When it comes to childcare and household chores, the default person in-charge is almost always the woman.  It would have been so much easier for us then to opt out from the workforce and stay at home once we start having babies.  It is easy to lose ourselves in the whole family and kids equation.  But working outside the home, aside from being professionally rewarding, provides a welcome break from the diaper duties, the baby talk; and everything that has to do with running a household 24/7.

It is a woman’s way of holding on to a piece of her own self.  It provides a venue for adult interaction about things that matter in the workplace.  It gives her validation that she’s contributing something significant to society; not as a mother, not as a wife, but as herself.

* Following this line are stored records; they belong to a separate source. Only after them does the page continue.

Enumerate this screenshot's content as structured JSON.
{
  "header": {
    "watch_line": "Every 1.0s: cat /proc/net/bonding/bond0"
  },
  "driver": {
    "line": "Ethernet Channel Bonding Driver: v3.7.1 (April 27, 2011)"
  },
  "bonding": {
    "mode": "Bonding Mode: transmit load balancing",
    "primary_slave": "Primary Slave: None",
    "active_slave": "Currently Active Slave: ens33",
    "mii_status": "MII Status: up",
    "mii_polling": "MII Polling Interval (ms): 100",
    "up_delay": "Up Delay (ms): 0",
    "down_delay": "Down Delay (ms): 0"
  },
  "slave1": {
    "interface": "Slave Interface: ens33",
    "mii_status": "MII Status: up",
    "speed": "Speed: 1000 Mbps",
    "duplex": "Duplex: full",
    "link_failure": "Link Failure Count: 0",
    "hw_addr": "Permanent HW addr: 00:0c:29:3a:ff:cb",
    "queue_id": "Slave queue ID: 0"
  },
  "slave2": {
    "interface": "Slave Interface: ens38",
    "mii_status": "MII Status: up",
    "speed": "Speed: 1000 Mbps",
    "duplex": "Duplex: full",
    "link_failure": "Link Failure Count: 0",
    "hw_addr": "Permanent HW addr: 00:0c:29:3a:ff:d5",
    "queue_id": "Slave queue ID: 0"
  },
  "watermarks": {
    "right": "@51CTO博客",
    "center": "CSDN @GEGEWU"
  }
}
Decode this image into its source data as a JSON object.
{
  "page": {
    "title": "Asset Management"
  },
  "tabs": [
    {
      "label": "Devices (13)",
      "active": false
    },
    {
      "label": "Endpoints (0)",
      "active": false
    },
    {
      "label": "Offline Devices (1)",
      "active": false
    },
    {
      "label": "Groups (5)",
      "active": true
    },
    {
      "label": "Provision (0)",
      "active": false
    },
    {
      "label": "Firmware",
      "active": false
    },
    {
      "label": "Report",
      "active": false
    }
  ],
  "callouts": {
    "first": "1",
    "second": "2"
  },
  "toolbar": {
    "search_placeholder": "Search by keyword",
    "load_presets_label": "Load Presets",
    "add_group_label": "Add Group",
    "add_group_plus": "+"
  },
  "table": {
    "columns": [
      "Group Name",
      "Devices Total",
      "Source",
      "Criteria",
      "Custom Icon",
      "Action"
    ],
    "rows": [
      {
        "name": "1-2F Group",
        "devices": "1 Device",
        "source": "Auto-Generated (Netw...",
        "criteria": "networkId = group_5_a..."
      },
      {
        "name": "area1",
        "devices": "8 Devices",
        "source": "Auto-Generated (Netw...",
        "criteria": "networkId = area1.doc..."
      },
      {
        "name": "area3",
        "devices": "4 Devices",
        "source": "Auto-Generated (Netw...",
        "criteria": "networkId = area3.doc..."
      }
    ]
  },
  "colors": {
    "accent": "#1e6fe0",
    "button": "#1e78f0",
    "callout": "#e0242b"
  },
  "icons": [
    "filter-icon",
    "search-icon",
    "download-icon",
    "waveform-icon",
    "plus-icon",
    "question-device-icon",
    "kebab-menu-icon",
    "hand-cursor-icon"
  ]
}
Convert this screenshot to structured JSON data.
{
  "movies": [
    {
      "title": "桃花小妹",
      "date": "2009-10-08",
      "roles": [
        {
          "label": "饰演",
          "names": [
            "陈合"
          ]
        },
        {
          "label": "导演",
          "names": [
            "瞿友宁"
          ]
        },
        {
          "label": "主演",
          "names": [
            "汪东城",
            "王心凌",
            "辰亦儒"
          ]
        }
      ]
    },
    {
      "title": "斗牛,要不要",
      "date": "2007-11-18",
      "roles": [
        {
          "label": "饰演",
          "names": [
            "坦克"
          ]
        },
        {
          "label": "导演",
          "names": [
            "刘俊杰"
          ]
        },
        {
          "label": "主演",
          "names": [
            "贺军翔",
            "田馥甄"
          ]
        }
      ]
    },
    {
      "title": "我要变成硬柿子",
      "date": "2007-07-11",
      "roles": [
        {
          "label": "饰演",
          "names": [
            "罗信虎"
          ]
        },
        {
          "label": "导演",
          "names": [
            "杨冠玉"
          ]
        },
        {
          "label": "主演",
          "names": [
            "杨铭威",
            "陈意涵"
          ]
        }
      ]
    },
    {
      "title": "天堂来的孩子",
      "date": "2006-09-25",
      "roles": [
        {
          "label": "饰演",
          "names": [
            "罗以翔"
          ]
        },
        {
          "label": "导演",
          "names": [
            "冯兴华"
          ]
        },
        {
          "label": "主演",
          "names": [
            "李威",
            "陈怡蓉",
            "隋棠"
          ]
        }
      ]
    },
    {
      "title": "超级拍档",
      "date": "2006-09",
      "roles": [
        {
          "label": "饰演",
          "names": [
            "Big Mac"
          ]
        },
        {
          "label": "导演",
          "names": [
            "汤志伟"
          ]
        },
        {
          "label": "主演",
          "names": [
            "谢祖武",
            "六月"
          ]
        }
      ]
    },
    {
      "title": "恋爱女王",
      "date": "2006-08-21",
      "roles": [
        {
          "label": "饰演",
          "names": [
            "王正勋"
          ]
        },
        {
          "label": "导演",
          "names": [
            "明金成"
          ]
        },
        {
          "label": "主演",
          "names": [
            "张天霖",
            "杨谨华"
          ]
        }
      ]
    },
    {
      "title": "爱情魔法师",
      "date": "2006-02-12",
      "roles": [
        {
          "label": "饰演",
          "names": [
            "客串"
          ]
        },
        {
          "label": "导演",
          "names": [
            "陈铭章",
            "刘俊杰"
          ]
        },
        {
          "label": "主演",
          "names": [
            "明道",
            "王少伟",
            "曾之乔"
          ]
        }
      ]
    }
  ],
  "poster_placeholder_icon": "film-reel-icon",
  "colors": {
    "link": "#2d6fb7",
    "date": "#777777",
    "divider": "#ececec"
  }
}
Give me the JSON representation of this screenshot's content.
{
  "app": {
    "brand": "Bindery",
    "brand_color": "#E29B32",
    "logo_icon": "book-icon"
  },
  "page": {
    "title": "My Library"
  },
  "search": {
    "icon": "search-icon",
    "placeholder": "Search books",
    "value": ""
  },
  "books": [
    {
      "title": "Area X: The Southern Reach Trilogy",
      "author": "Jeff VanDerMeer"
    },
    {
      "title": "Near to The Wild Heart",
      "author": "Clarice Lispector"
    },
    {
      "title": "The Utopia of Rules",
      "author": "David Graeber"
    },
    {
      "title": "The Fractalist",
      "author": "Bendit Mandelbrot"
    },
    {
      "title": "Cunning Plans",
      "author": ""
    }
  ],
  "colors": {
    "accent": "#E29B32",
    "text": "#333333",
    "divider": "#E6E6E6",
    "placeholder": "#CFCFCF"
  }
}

Combining professional work with raising kids are two equally demanding tasks.  By choosing to work outside of the home, we are confronted with the dilemma: are we putting too much on our plate?  Would it make our lives simpler if we only had two choices:  to be a stay-at-home mom or a working mom?  Has the feminist movement done us any good by giving us more choices?  Or has it raised our stress levels just a notch higher?

There is no perfect solution. And I am thankful for the many choices I have in front of me.  I would not want my love for my children nor my parenting skills to be questioned or challenged just because I want to develop myself professionally.  We deal with the issues as they come and we hope that the workplace will be more enlightened about the struggles confronting women everyday.

At the intersection of every woman’s career and home life, we will continually face situations which will force us to make a decision.  Either way, that decision will make us uneasy or guilty.  Either way, something or someone will have to take a backseat for a while.

And that is not going to be my daughter.